(Given data begins)
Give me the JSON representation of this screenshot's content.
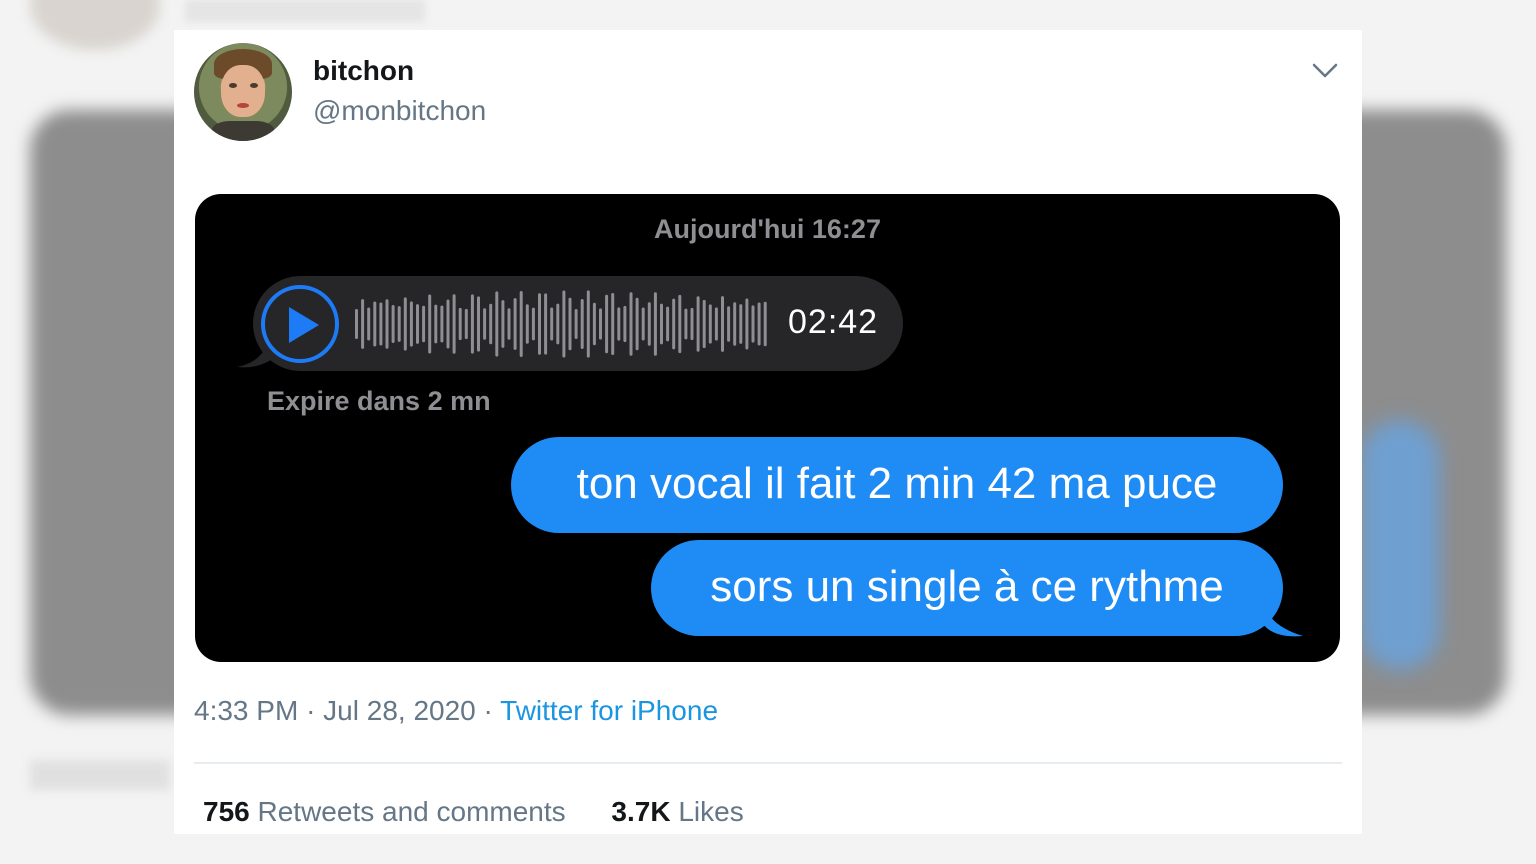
{
  "tweet": {
    "display_name": "bitchon",
    "handle": "@monbitchon",
    "time": "4:33 PM",
    "date": "Jul 28, 2020",
    "source": "Twitter for iPhone",
    "separator": "·",
    "retweets_count": "756",
    "retweets_label": "Retweets and comments",
    "likes_count": "3.7K",
    "likes_label": "Likes"
  },
  "imessage": {
    "date_header": "Aujourd'hui 16:27",
    "audio_duration": "02:42",
    "expire_text": "Expire dans 2 mn",
    "messages": [
      "ton vocal il fait 2 min 42 ma puce",
      "sors un single à ce rythme"
    ]
  },
  "colors": {
    "accent_blue": "#1b95e0",
    "imessage_blue": "#1f8bf5",
    "screenshot_bg": "#000000"
  },
  "icons": [
    "chevron-down-icon",
    "play-icon",
    "waveform-icon"
  ]
}
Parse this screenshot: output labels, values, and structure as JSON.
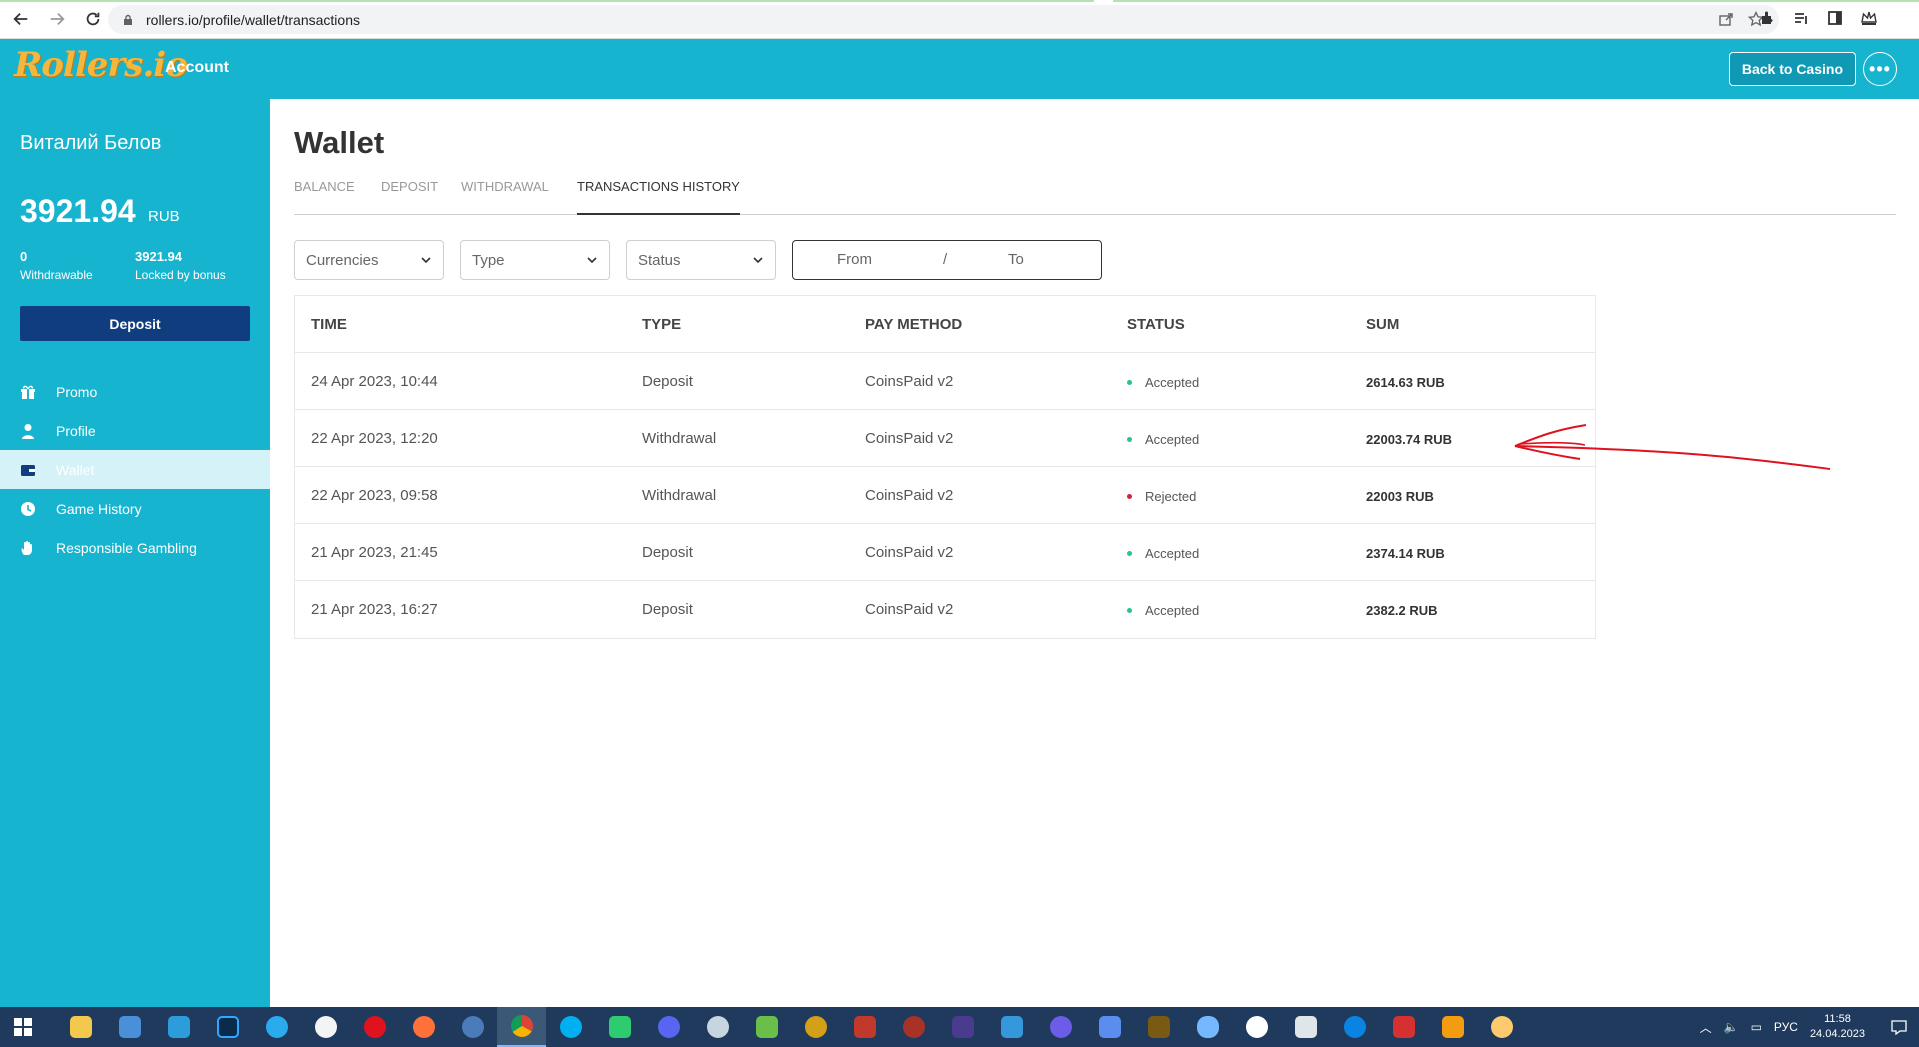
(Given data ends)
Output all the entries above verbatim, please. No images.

# Answer below
Give me the JSON representation of this screenshot's content.
{
  "tweet": {
    "display_name": "bitchon",
    "handle": "@monbitchon",
    "time": "4:33 PM",
    "date": "Jul 28, 2020",
    "source": "Twitter for iPhone",
    "separator": "·",
    "retweets_count": "756",
    "retweets_label": "Retweets and comments",
    "likes_count": "3.7K",
    "likes_label": "Likes"
  },
  "imessage": {
    "date_header": "Aujourd'hui 16:27",
    "audio_duration": "02:42",
    "expire_text": "Expire dans 2 mn",
    "messages": [
      "ton vocal il fait 2 min 42 ma puce",
      "sors un single à ce rythme"
    ]
  },
  "colors": {
    "accent_blue": "#1b95e0",
    "imessage_blue": "#1f8bf5",
    "screenshot_bg": "#000000"
  },
  "icons": [
    "chevron-down-icon",
    "play-icon",
    "waveform-icon"
  ]
}
Parse this screenshot: output labels, values, and structure as JSON.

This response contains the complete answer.